What can you do if you are worried about the incursion of Critical Social Justice (CSJ) ideology into clinical and counselling psychology? Trying to address the problem directly with professional bodies that have been captured by this ideology, such as The British Psychological Society, can be a frustrating and ultimately futile endeavour. A more fruitful course of action may be to contact the appropriate regulatory body in your country. Regulators have a duty to protect the public and can take action if professionals on their register do not meet their standards.
In this short article I will share with you my experience of raising concerns with our regulator here in the UK – the Health Care Professions Council (HCPC). The HCPC regulates practitioner psychologists and sets standards for individual practitioners, education and training programmes. Although they are a UK regulator, I believe that some of the issues described here will be relevant in other national contexts.
I wrote to the HCPC in January this year, after reading about a UK clinical training course that is encouraging its trainees to be social justice activists while also setting out to ‘decolonise’ its curriculum. In my letter I expressed concern that the aims and assertions of CSJ ideology appear to be at odds with many of the HCPC’s Standards of conduct, performance and ethics for practitioner psychologists. I cited a number of specific standards that I believe are being breached. For the purposes of this article here are the main points I made:
- The politicisation of clinical psychology and the training of psychologists to become social justice activists is beyond the scope of clinical practice, incompatible with the scientist-practitioner model and a potential risk to clients.

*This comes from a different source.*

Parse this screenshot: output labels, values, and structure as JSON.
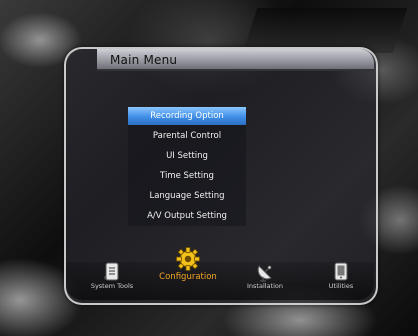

- CSJ’s rejection of objective scientific enquiry poses a serious threat to the provision of efficacious and evidence-based psychological treatments.
- The widespread adoption of CSJ has the potential for causing harm to the profession, to the NHS and other mental healthcare services.
I supported these points with evidence, including documentation promoting social justice activism in UK clinical training courses, a link to a recent BMJ article about the dangers of ‘decolonisation’ and two research papers encouraging psychologists to use therapy as a tool to teach white people how not to be racist.
In a subsequent email I drew the HCPC’s attention to The Cass Review interim report on gender identity services for children and young people which highlights the risks of health professionals unquestioningly adopting a ‘gender-affirming’ approach. The report also refers to research data that forms the basis for treatments for gender dysphoria being “interpreted from a particular ideological and/or theoretical standpoint”.
The HCPC replied to my letter, stating: “We take the concerns you have outlined seriously, and so to follow up on the issue you have raised, we are intending to raise the issue of CSJ Theory in our discussions with the psychologist professional bodies we liaise with.”
They acknowledged: “Your letter has raised some wider issues such as our approach to CSJ Theory’s application in approved programmes, and the use of CSJ Theory in practice. CSJ Theory is not specifically referenced within our standards.”
Finally, the HCPC requested: “If you have specific concerns about an education provider’s practice of CSJ Theory, you can raise those with us via our education team, and we can look into this further. More information about how to raise a concern with an existing programme can be found here. Likewise if you have a concern that a specific registrant is not meeting their HCPC standards, we would strongly encourage you to raise a concern with our fitness to practise team here.
I would strongly encourage you to do the same. The HCPC noted that mine was the first contact they had received regarding CSJ. This is an opportunity to make sure that it is not the last. Make your voices heard. If you have any concerns about CSJ being taught on a clinical training course or about an HCPC registrant who is promoting CSJ ideology, now is your chance to report them to the regulator. For those of you who do not practice in the UK, please contact the regulator in your area. If we don’t act now, this ideology will change our profession beyond recognition.
By Dr Carole Sherwood